Back in the terminal, enter following to update your package list:
sudo apt-get update
Now you can download Remastersys via Synaptic Package Manager. Open it, type in your password and enter remastersys into the searchbar.
Then follow the usual procedure. Right-click it, select Mark for installation, accept the installation of its dependencies by clicking on Mark and hit Apply afterwards.
You can also easiliy install it by using the command line. Simply enter following:
sudo apt-get install remastersys
After the installation, find Remastersys in Menu > Administration > Remastersys Backup.
3 Install Software
To create yourself a unique distributable Ubuntu DVD you need to install the software you want on it on your current system. Do this by opening Synaptic Package Manager (Menu > Administration > Synaptic Package Manager) and use the search bar to find the packages you want to install. Install them exactly as you installed remastersys. All software you have installed on your current system will later automatically be transferred to the iso-image of you DVD.
4 Start and Use Remastersys
Start Remastersys from the menu or let a terminal show you the possible commands by entering
The main menu comes with a bunch of options you should carefully read (they trigger once you click OK):
Here is what exactly they do:
Since you most likely want to use the image you create for burning it on a DVD you should pay attention to the summed size of software and files you add to it.
Every file created with Remastersys will be placed in its temporary directory /home/remastersys/remastersys. That counts for filesystems as well as for images (e.g. custom.iso by default). Be sure you move your image to some other place since this temporary folder will be emptied on the use of Clean.
5 Add Files to a Non-Backup Filesystem Without home-folder
If you have a home folder that is to large to put it on a DVD but still have files that need to be on the image, there are two ways you can put them on it; one has to be dealt with before you create the file system and one that can also be done after it has been created.
5.1 /etc/Skel Folder
To add files to your non-backup image before you create the file system, just put them into the /etc/Skel folder to let the files appear in your home folder on the image afterwards. The /etc/Skel folder is responsible for populating the home folder on every installation and every adding of a new user.
Squashfs-tools is package that allows you to build and uncompress but also to add files to squashed filesystems, which are also used to build the filesystem on Remastersys. They can be used to append files to already created filesystems. Install them by entering the following into a terminal:
sudo apt-get install squashfs-tools
The squashfs-tools offer two commands to use, one to create filesystems or add files to existing and one to uncompress them. The first one is
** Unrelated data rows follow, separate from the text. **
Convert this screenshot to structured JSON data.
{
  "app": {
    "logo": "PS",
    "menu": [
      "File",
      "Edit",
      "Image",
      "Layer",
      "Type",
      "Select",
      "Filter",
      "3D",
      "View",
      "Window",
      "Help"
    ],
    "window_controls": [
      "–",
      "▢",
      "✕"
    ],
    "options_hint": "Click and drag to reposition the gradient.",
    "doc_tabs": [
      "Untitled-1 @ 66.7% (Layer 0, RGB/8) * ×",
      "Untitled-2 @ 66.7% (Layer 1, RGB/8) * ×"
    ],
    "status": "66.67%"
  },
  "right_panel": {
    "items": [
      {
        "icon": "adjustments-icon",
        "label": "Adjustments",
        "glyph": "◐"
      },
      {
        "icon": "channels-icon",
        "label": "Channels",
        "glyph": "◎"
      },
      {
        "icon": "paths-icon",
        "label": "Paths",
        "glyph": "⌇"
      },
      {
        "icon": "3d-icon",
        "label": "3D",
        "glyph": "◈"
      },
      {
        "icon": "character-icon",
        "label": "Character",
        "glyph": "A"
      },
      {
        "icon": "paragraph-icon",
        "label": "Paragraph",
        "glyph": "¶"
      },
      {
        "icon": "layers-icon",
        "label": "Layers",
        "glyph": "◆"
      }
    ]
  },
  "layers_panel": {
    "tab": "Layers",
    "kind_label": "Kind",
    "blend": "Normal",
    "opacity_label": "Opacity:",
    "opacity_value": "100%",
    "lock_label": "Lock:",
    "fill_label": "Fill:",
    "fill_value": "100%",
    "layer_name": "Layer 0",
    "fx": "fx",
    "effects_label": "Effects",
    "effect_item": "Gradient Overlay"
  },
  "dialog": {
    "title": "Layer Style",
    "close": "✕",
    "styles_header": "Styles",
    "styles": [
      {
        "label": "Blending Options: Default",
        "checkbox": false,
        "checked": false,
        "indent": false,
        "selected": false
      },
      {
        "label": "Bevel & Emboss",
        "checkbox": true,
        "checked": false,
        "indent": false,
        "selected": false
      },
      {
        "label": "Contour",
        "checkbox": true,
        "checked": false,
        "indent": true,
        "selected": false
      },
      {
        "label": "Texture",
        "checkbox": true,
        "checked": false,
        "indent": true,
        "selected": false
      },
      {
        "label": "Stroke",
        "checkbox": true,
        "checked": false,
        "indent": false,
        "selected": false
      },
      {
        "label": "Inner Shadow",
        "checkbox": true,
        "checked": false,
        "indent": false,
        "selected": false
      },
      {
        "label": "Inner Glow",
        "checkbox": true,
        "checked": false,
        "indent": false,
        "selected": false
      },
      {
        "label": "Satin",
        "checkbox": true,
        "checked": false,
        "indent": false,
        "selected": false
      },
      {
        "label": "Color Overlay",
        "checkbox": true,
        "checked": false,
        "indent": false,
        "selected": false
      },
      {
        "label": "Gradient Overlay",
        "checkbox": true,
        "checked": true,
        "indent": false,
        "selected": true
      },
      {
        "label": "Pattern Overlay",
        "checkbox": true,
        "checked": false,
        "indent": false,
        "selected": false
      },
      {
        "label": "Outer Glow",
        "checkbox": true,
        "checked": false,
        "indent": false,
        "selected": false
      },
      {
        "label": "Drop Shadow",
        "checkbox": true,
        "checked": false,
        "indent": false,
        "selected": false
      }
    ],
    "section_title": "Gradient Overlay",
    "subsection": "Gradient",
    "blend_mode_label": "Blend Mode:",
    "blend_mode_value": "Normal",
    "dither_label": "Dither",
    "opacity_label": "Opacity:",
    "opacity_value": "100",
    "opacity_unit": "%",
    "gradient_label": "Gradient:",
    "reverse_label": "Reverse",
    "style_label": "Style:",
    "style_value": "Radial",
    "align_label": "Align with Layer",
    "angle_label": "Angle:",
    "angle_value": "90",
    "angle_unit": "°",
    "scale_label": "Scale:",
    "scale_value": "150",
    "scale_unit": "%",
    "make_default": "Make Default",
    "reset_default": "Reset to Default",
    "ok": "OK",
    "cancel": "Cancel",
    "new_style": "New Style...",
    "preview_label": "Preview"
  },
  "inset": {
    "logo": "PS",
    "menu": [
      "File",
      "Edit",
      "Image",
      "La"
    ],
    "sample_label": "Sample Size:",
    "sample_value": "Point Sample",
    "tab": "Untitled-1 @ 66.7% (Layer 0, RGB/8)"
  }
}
and its basic structure is the command followed by one or more source files or folders and the path to the squashed file (e.g. mksquashfs /home/ctest/Desktop/bla /home/ctest/Desktop/ultimate.squashfs). The last folder in the path of the source file will be the root of the squash filesystem unless you specify otherwise with an option, meaning it will not be directly displayed itself. The same command is also used to append files to existing squash filesystems, which is what we basically want. To do so, just pick the existing filesystem as the filesystem to create and the files to append in the input files' path. Unfortunately, it is not possible to merge the two filesystems, which is why we circumvent this problem by creating a folder called extrafiles (could be any name) in any folder and choose this upper folder as the one to add to the system (it will become the root folder and the folder inside, the one we want, will be displayed along the files in the filesystem's root folder). Add the files you want on your DVD to the extrafiles folder. Following would be a possible way to add files to the filesystem:
mksquashfs /home/ctest/Desktop/bla /home/remastersys/remastersys/ISOTMP/casper/filesystem.squashfs
In this example the folder bla is the one containing the extrafiles folder. See the man page for further switches and options.
To uncompress a squash filesystem, use following command:
The most common way to use this command should be combined with the destination switch. Make sure to choose an unexisting directory as destination since it will give you an error otherwise.
unsquashfs -d /home/ctest/Desktop/unexistingdirectory /home/remastersys/remastersys/ISOTMP/casper/filesystem.squashfs